App and web page records

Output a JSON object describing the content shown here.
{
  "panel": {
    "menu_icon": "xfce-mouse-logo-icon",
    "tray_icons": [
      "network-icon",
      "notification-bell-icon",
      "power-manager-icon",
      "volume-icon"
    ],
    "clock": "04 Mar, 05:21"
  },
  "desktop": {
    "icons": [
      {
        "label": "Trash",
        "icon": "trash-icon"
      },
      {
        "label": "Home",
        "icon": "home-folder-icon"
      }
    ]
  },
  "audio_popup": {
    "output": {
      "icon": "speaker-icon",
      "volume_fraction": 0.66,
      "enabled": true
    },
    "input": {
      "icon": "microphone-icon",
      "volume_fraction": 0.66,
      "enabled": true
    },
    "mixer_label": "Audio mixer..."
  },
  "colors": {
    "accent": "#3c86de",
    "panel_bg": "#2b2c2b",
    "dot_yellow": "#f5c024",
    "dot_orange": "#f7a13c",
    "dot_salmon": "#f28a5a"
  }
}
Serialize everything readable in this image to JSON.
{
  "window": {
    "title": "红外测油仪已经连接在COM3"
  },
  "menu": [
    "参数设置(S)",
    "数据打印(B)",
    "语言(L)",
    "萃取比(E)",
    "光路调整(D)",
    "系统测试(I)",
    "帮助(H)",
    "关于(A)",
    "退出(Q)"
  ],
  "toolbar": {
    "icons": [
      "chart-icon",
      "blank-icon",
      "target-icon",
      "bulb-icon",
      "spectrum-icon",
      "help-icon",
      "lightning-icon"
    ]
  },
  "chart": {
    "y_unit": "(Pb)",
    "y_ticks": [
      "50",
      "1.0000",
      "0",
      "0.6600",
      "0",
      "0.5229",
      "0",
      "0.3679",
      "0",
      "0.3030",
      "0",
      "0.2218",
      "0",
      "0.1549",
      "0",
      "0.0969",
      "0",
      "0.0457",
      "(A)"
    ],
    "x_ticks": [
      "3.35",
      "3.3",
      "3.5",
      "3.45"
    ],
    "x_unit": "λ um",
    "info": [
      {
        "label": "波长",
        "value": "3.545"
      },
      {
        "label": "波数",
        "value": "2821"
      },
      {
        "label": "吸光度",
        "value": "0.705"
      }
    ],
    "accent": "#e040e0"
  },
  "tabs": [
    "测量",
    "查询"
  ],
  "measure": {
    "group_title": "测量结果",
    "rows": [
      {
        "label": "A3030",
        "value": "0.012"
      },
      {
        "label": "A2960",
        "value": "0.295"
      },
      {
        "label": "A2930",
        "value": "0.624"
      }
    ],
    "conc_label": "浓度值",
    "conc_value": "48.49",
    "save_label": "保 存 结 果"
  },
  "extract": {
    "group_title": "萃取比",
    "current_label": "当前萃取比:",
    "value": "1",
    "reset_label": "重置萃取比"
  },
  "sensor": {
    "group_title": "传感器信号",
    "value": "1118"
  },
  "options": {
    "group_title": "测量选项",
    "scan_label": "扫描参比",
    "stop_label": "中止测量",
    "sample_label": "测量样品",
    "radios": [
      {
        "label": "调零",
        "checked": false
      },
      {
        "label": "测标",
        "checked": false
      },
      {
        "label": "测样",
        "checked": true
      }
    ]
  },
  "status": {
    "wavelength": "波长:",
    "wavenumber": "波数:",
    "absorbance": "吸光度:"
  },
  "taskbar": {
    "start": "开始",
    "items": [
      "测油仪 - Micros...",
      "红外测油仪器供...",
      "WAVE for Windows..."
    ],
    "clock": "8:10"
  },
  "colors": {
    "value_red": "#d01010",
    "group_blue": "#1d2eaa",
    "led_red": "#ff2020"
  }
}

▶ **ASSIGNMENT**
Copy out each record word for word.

▶ **WRITTEN REPLY**
Output a JSON object describing the content shown here.
{
  "panel": {
    "menu_icon": "xfce-mouse-logo-icon",
    "tray_icons": [
      "network-icon",
      "notification-bell-icon",
      "power-manager-icon",
      "volume-icon"
    ],
    "clock": "04 Mar, 05:21"
  },
  "desktop": {
    "icons": [
      {
        "label": "Trash",
        "icon": "trash-icon"
      },
      {
        "label": "Home",
        "icon": "home-folder-icon"
      }
    ]
  },
  "audio_popup": {
    "output": {
      "icon": "speaker-icon",
      "volume_fraction": 0.66,
      "enabled": true
    },
    "input": {
      "icon": "microphone-icon",
      "volume_fraction": 0.66,
      "enabled": true
    },
    "mixer_label": "Audio mixer..."
  },
  "colors": {
    "accent": "#3c86de",
    "panel_bg": "#2b2c2b",
    "dot_yellow": "#f5c024",
    "dot_orange": "#f7a13c",
    "dot_salmon": "#f28a5a"
  }
}
Serialize everything readable in this image to JSON.
{
  "window": {
    "title": "红外测油仪已经连接在COM3"
  },
  "menu": [
    "参数设置(S)",
    "数据打印(B)",
    "语言(L)",
    "萃取比(E)",
    "光路调整(D)",
    "系统测试(I)",
    "帮助(H)",
    "关于(A)",
    "退出(Q)"
  ],
  "toolbar": {
    "icons": [
      "chart-icon",
      "blank-icon",
      "target-icon",
      "bulb-icon",
      "spectrum-icon",
      "help-icon",
      "lightning-icon"
    ]
  },
  "chart": {
    "y_unit": "(Pb)",
    "y_ticks": [
      "50",
      "1.0000",
      "0",
      "0.6600",
      "0",
      "0.5229",
      "0",
      "0.3679",
      "0",
      "0.3030",
      "0",
      "0.2218",
      "0",
      "0.1549",
      "0",
      "0.0969",
      "0",
      "0.0457",
      "(A)"
    ],
    "x_ticks": [
      "3.35",
      "3.3",
      "3.5",
      "3.45"
    ],
    "x_unit": "λ um",
    "info": [
      {
        "label": "波长",
        "value": "3.545"
      },
      {
        "label": "波数",
        "value": "2821"
      },
      {
        "label": "吸光度",
        "value": "0.705"
      }
    ],
    "accent": "#e040e0"
  },
  "tabs": [
    "测量",
    "查询"
  ],
  "measure": {
    "group_title": "测量结果",
    "rows": [
      {
        "label": "A3030",
        "value": "0.012"
      },
      {
        "label": "A2960",
        "value": "0.295"
      },
      {
        "label": "A2930",
        "value": "0.624"
      }
    ],
    "conc_label": "浓度值",
    "conc_value": "48.49",
    "save_label": "保 存 结 果"
  },
  "extract": {
    "group_title": "萃取比",
    "current_label": "当前萃取比:",
    "value": "1",
    "reset_label": "重置萃取比"
  },
  "sensor": {
    "group_title": "传感器信号",
    "value": "1118"
  },
  "options": {
    "group_title": "测量选项",
    "scan_label": "扫描参比",
    "stop_label": "中止测量",
    "sample_label": "测量样品",
    "radios": [
      {
        "label": "调零",
        "checked": false
      },
      {
        "label": "测标",
        "checked": false
      },
      {
        "label": "测样",
        "checked": true
      }
    ]
  },
  "status": {
    "wavelength": "波长:",
    "wavenumber": "波数:",
    "absorbance": "吸光度:"
  },
  "taskbar": {
    "start": "开始",
    "items": [
      "测油仪 - Micros...",
      "红外测油仪器供...",
      "WAVE for Windows..."
    ],
    "clock": "8:10"
  },
  "colors": {
    "value_red": "#d01010",
    "group_blue": "#1d2eaa",
    "led_red": "#ff2020"
  }
}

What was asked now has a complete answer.